Addressing churn rate is always the most important first step when I start working with a new subscription client. Most clients think they understand this already. When I speak with them for the first time, they usually tell me “this is handled,” so we can move on. But once we invest a bit of time digging in with them and their team, we discover that they can reduce subscriber churn rates with one simple change.
Don’t feel bad if you’ve been doing this wrong. When people tell you how the subscription economy or the membership economy is such a terrific industry, they never mention one crucial detail. I usually find it’s because few truly understand it.
The biggest mistake subscription businesses make is using the transactional business model.
The transactional model is essentially, “I’ll send you three issues,” or “I’ll send you three boxes for the price of two,” or “get these free bonus items for free when you join the subscription.” While these offers are sometimes enticing, they lead to high subscriber churn. The problem? Your subscribers don’t want more stuff.
How many of your prospective subscribers woke up today thinking, “Wow, I hope today is the day I get an email!” Or, “I wish I had more to read.” Or, “I need some more stuff around here; my home and office are almost empty.” No, your potential subscriber doesn’t need more stuff; she’s already overwhelmed by what she has.
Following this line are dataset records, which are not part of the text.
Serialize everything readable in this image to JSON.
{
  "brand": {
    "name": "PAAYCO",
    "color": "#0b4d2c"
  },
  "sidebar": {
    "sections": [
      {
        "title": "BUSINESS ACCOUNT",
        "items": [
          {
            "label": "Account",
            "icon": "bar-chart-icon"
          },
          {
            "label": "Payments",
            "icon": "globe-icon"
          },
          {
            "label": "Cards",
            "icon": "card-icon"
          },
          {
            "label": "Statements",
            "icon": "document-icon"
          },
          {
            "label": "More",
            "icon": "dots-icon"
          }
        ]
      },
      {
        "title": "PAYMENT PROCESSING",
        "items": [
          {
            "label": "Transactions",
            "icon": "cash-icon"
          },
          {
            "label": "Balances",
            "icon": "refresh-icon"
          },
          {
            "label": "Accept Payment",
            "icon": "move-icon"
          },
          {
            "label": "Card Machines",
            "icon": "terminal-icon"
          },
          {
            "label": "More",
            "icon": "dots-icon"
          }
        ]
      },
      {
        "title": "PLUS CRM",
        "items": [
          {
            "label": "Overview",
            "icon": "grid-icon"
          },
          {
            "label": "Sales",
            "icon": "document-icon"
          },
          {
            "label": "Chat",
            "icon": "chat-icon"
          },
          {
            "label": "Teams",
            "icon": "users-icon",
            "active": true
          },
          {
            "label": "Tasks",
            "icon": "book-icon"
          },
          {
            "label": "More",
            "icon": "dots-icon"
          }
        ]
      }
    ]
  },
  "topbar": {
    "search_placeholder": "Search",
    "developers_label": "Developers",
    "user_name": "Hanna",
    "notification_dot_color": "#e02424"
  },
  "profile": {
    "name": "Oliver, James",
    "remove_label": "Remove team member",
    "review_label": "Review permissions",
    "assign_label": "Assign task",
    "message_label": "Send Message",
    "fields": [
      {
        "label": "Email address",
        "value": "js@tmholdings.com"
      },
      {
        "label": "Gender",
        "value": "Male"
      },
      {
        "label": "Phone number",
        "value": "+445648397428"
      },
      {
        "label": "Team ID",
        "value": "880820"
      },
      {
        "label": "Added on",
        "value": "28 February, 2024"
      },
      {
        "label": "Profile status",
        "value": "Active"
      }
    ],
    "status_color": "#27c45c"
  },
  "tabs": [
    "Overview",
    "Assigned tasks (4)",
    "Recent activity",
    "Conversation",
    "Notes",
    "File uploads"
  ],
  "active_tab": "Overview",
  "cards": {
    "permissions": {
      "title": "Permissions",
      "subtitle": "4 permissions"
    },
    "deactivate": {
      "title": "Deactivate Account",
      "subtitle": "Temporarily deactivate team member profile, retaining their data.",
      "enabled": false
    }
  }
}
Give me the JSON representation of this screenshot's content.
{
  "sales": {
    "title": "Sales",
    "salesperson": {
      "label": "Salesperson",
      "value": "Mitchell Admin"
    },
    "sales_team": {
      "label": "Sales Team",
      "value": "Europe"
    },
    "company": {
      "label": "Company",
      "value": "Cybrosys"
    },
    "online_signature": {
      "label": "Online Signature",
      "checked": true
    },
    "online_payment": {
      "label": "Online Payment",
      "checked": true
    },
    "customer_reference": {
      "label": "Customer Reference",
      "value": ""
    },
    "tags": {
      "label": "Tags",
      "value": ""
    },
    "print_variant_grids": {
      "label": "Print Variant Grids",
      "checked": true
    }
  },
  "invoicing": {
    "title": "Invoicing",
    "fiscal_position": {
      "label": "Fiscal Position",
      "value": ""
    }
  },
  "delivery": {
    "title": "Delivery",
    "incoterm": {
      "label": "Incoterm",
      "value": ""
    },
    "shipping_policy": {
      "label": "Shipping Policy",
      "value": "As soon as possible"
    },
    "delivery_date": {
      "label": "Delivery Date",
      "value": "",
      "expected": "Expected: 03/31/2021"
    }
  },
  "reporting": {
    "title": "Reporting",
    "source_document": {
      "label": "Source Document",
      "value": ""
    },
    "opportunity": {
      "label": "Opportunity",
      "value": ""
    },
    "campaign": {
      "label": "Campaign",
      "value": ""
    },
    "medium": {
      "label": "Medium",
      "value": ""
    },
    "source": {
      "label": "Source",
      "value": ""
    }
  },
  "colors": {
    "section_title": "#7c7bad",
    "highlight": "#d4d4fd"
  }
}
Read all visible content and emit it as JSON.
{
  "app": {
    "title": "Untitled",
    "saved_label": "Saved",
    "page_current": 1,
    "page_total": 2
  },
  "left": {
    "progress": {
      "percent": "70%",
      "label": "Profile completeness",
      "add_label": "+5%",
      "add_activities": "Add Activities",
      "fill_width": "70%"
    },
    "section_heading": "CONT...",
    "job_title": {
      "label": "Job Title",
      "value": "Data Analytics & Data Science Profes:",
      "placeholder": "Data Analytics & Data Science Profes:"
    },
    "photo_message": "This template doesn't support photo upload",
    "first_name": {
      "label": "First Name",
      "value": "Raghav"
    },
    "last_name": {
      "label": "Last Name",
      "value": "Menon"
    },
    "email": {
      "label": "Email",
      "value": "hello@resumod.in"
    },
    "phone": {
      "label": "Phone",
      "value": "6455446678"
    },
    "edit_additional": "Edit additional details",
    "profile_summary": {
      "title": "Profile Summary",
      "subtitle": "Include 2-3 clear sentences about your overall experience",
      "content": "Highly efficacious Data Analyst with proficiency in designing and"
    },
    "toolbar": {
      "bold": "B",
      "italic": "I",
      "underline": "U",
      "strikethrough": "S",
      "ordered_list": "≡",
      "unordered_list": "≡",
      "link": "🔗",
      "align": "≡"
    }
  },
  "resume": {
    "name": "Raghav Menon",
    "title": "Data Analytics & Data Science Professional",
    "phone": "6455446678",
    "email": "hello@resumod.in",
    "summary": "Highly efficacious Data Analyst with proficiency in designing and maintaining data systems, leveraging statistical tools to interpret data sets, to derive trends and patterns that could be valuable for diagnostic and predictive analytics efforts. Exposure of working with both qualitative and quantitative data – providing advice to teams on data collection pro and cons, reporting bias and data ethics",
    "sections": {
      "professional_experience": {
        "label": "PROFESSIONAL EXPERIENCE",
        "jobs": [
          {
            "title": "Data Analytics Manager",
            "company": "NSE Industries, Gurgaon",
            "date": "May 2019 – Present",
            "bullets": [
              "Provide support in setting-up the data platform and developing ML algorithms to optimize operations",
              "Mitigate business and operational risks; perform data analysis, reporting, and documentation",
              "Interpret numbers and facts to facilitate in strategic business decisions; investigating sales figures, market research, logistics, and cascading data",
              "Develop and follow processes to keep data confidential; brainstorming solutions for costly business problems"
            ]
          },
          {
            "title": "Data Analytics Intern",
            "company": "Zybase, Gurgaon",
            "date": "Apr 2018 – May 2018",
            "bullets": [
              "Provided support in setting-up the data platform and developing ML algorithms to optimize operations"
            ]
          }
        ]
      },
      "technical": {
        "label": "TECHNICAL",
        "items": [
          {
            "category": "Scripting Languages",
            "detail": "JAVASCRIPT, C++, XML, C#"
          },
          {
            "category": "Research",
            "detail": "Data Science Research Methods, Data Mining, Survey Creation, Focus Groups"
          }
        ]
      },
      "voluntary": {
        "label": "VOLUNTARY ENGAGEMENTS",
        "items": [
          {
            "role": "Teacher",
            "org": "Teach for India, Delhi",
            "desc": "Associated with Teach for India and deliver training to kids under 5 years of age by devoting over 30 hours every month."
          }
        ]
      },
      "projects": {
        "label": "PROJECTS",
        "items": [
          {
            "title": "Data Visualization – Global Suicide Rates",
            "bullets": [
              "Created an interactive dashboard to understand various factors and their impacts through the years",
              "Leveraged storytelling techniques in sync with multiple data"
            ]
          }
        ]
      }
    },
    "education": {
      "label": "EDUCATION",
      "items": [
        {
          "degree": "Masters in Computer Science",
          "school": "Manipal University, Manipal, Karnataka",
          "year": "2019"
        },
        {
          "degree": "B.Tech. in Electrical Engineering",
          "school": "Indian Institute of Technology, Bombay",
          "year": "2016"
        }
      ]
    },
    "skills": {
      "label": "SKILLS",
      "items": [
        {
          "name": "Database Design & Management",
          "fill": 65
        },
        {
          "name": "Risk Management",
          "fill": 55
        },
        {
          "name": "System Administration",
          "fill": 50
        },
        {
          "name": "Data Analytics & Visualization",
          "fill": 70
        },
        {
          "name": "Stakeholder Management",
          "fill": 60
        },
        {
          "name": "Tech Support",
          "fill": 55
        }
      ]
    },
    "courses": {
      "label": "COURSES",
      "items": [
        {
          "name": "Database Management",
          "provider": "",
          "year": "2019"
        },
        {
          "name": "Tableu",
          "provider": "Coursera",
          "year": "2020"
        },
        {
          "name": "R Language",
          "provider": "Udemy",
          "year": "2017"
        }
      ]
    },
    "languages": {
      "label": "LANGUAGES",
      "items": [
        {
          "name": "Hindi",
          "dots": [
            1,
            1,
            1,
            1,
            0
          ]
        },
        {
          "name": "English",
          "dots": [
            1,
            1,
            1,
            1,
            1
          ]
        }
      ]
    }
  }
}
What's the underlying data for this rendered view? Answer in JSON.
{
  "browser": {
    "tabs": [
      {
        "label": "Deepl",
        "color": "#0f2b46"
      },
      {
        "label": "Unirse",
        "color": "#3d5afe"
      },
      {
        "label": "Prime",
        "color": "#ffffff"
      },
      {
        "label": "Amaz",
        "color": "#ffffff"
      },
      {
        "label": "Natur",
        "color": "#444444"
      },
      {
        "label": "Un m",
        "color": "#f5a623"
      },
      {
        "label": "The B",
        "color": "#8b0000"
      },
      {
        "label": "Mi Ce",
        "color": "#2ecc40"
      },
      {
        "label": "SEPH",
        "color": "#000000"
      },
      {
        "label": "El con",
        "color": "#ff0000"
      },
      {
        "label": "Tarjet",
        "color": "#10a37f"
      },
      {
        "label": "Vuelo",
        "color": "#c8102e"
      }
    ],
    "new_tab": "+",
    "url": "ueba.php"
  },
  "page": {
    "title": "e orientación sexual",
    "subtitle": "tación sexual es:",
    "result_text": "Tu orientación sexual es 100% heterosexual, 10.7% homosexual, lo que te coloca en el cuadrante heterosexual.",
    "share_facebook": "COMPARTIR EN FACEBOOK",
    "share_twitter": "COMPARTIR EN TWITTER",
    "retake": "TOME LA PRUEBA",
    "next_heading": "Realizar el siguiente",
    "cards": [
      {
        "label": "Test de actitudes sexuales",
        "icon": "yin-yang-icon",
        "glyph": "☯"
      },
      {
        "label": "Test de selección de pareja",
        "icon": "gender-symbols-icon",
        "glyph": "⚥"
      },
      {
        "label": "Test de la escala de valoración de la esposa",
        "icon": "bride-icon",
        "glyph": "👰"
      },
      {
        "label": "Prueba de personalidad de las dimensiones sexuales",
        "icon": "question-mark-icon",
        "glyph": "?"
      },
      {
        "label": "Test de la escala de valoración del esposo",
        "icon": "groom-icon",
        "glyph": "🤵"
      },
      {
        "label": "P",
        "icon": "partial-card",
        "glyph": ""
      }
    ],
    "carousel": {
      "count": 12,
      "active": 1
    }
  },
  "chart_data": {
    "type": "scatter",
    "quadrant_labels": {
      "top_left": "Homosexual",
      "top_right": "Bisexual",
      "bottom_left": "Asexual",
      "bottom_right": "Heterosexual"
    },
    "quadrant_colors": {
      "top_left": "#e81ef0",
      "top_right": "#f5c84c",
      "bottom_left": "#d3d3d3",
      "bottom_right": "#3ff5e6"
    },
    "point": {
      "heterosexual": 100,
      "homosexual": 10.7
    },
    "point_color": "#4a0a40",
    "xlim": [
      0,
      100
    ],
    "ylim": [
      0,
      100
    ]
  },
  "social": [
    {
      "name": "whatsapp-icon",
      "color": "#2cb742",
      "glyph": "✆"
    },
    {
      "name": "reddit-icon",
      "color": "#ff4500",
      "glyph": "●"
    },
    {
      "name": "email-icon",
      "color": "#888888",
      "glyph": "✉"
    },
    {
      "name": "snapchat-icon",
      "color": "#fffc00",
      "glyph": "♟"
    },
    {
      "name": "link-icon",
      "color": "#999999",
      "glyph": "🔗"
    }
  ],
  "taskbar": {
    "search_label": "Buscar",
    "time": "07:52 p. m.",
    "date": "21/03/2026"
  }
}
As marketers, we often dress up the transactional model with smart marketing strategies. Perhaps you show that everyone else is buying your subscription to demonstrate social proof, you inject scarcity by making your offer available for only a limited time, or you generate reciprocity by giving subscribers so much for free that they want to buy from you to give back. All smart strategies, but not one of them is as powerful as transformational marketing.
How do you create enduring excitement for your subscription? Instead of the transactional model, use the transformational. Think about weight loss, for example. Weight loss companies have this down to a science. They use before and after photos and videos to show the transformation that members can expect from using their weight loss products and programs.
The recycling movement also uses the transformational model. When you drop that trash into a recycle bin, you transform yourself from a wasteful, over consuming environmental terrorist into someone who cares about the environment.
Think about your products and services. What is the transformation that you give to your members and subscribers? How do they feel about themselves now, and how will they feel after they subscribe to your program? What will they be able to do better? How are you going to create a difference in their life?
If you are a financial publisher, you want to help your subscribers make money, but it goes beyond that. It’s also about making them feel like they are providing well for their family.
If you provide a subscription box to dog owners, focus on the closer relationship they will have with their pet rather than on the actual items in the kit.
If it’s a subscription for parents or grandparents, describe the unique experience they will have with their loved one when they use your products so they can transform themselves into parents or grandparents who care about that special child’s future.
While this may appear to be a subtle change, it makes all the difference in the world. In fact, it’s one of the biggest reasons why clients who hire me to reduce their subscriber churn discover that what I do for them helps them to increase new subscriber rates as well. Transformations create communities. Moving from an outsider to an insider is a huge emotional shift. For example, a box that is curated to transform your subscriber into one of the coolest new fashionistas in her peer group changes the way she feels about herself.
Transformation marketing makes subscribers want to share, refer you to their friends, and renew. It’s the single most overlooked retention tool in the subscription economy.
Promote the transformation, and you will see your churn numbers go down and your retention rates go up.